-- BRIEF --
Scan the entries for the word "name" and return every line that has it.

--*--

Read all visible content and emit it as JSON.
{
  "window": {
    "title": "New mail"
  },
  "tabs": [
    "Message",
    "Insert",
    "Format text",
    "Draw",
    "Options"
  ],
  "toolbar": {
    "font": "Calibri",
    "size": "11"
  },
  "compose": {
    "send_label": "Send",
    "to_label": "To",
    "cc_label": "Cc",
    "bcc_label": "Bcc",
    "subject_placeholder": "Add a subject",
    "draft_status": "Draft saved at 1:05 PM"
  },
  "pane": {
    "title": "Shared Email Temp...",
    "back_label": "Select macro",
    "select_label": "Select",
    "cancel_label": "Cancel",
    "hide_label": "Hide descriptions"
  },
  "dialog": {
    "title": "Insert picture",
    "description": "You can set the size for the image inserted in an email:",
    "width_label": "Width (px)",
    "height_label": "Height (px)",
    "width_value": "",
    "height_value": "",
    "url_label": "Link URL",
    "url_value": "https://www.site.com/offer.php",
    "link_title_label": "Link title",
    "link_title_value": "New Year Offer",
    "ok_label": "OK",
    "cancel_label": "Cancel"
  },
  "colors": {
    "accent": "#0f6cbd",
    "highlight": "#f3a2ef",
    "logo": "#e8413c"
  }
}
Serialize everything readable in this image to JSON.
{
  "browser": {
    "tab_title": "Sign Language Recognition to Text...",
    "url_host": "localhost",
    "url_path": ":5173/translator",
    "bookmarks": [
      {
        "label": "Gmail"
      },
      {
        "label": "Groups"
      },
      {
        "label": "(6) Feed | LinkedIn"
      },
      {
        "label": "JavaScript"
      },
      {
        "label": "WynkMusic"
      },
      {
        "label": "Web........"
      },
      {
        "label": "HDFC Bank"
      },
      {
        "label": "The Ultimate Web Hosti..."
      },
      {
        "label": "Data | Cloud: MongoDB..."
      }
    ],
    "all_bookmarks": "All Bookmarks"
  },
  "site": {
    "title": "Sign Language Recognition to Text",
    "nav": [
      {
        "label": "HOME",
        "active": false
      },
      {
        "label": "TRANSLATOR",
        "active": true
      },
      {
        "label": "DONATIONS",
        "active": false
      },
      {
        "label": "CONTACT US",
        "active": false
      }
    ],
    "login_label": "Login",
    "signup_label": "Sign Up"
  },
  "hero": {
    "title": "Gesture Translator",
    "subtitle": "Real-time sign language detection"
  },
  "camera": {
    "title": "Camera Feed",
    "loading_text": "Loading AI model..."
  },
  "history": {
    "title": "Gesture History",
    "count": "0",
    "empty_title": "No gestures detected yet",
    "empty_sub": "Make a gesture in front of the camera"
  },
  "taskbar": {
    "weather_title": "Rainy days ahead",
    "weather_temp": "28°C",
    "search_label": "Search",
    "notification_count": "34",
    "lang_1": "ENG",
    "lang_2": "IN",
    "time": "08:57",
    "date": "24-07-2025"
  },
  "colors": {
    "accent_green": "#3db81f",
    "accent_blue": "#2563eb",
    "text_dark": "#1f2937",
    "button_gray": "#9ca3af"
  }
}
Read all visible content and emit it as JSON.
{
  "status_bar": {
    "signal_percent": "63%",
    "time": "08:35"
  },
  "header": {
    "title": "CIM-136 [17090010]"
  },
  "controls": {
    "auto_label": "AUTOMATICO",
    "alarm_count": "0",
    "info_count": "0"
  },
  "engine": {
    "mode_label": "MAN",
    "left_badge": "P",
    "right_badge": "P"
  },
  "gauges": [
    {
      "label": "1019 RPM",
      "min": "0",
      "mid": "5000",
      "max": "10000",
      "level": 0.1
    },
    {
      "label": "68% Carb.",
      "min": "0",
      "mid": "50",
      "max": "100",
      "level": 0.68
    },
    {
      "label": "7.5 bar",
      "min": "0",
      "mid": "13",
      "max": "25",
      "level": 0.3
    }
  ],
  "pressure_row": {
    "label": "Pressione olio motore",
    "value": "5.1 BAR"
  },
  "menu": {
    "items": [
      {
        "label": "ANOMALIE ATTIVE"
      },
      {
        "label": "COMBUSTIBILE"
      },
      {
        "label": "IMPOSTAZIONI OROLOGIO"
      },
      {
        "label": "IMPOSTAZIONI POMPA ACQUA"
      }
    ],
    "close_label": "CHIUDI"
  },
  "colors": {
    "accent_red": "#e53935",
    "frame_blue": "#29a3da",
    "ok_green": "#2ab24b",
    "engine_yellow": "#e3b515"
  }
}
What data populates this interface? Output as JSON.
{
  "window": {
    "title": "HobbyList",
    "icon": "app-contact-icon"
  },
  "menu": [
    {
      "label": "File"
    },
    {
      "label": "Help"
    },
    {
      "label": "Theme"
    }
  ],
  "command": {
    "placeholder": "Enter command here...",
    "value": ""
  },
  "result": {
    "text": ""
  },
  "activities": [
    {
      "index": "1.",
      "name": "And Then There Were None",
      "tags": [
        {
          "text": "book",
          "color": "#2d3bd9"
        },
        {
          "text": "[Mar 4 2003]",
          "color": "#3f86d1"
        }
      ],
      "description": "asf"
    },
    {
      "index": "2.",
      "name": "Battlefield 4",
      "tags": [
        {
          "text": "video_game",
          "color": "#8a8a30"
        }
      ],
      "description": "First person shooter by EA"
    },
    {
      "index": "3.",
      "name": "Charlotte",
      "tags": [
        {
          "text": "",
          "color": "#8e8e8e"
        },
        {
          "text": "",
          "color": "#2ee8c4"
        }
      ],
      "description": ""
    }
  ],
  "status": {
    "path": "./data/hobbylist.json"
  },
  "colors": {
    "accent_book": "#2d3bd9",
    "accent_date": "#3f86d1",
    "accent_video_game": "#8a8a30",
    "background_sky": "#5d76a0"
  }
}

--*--

-- SOLUTION --
      "name": "And Then There Were None",
      "name": "Battlefield 4",
      "name": "Charlotte",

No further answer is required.